Note: the views in this post are those of the author, and do not reflect the official views of the QRI site or its owners. We strive to provide a safe place where various opinions can be expressed, and ask that all posts and comments be kept civil and on-point.
As of late the discussion about heterosexual women writing gay fiction has gathered some heat – again – and even though I tried to avoid the topic until now, I feel like I should throw in my two pennies…
One of the main – if not THE main – objection some people have is that a heterosexual woman is not able to write about something she doesn’t know, e.g. homosexual relationships. This argument seems to have some validity at first glance, but if you think about it, it’s actually not true. When I read the Dexter series, it didn’t occur to me that the author should have some experience in serial murder himself. Or when I read a thriller about black ops, I don’t expect the author to having been on such missions him- or herself. Fiction is just that – fiction. An exercise in ‘what ifs’ and ‘what would I do’.

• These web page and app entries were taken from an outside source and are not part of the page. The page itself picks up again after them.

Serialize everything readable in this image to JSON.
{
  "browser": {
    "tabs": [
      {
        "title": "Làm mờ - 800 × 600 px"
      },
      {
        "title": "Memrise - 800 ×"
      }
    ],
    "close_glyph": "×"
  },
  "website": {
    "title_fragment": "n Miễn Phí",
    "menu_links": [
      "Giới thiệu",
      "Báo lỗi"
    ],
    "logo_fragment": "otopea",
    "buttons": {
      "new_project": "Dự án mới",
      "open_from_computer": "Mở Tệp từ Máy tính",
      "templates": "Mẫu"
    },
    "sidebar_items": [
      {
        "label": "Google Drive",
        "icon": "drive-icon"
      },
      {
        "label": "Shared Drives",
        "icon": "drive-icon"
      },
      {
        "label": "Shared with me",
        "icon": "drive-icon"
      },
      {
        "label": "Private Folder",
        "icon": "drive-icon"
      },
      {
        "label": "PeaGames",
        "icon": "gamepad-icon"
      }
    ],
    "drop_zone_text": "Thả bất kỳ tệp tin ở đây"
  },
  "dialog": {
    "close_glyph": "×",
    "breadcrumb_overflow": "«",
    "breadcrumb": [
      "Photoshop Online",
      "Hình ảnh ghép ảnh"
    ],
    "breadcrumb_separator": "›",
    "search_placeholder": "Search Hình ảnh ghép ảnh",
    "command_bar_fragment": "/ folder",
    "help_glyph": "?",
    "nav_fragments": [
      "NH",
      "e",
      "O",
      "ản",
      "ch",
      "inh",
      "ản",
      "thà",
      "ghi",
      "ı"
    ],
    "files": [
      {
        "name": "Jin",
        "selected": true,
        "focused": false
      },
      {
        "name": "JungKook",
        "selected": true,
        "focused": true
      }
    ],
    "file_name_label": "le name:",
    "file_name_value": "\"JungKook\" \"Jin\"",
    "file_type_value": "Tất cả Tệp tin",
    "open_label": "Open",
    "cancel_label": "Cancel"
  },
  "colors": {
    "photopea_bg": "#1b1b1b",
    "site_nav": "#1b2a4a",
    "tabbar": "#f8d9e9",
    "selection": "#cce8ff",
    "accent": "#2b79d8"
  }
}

Apart from that, who reads romance, even if it’s contemporary and not paranormal or historical or…, and expects it to be realistic? The whole reason I read romance is to escape reality for some blissfully happy hours during which things go right. To all those male authors who think I, as a heterosexual woman, shouldn’t be writing about gay relationships, I dare you: Take a hundred heterosexual romance novels and show me ONE where everything is depicted realistically. You won’t find one, I can assure you. And it’s not because those books weren’t written by heterosexual women. It’s because women like romance. It’s because women like to dream.
Yes, we know the sex scenes in those books aren’t that close to reality. Me and my husband have spent many funny hours trying to re-enact some of the more adventurous positions described in the romance books I read. I have killer abs now, from laughing so hard. The same goes for homosexual sex scenes. Of course I don’t know exactly what’s going on between two men in the sac (it’s none of my business either), but that doesn’t mean I can’t let my mind wander and imagine what it could be like or deduce from my own experiences with sex. (Basically, this is something romance and porn have in common: a more desirable, yet unreachable version of reality. Nobody has as many orgasms as the men and women in romance books, but who cares? It’s nice to think that at least somebody is having them.)
How did I get caught in porn? Ah, yes, I remember. I’m a heterosexual woman and I write about gay relationships. I don’t say what I write is true. I create a new world, in which I hope my readers can relax and have fun. I am willing to adopt the argument about me not writing gay fiction when it comes to topics that are more autobiographical and require personal experience. But even then, I’m convinced an empathic person can tell such a story without having lived it.
That much said, there’s also another, more important point I wish to make. Dear male authors of gay fiction, I hope you’re aware that more than half of your readers are heterosexual women. In my opinion, this whole discussion weakens the community when it should stand together. The LGBTQ movement needs allies. Allies with a strong voice. Heterosexual women have a strong voice. They are valuable allies. So shunning them for taking an interest, for trying to get a feel for the community, to integrate into it, to open it to others, and help it by donating part of their sales to LGBTQ charities (which many of them do) is, mildly put, dumb.
We’re not here to tell you how gay men should be. We’re not here to steal your customers/readers. We’re here because we have either children, or brothers and sisters, or friends, who identify as LGBTQ. Sometimes we’re just here because we’re liberal and truly think everybody should have the right to live their lives the way they want.
We’re not the enemy. If you feel a female writer has somehow wrongly portrayed homosexual reality, if you feel personally insulted, you can always contact her privately, telling her how you feel about it. Don’t lash out at female writers in general. As I said, we’re your friends, you’re allies. Please treat us with the respect you demand for yourself.
PS: Because I just read another post. To those of you who think a heterosexual woman can’t relate to the trauma and violence homosexual people, especially men, have gone through, hello! I’m a woman. Our gender has CENTURIES of experience with being suppressed, sold like cattle, married off to men we don’t know, of being dependent on our fathers, brothers, husbands, not being allowed to vote, being killed because the way we acted brought shame upon the family (‘shame’ being defined by the male members of society), not getting the job we want because of something we can’t change – our gender, having to be careful when we are alone after dark, or just alone. Many women carry pepper spray with them when going out, because assaults on women happen that often.
We should stick together, not tear each other apart.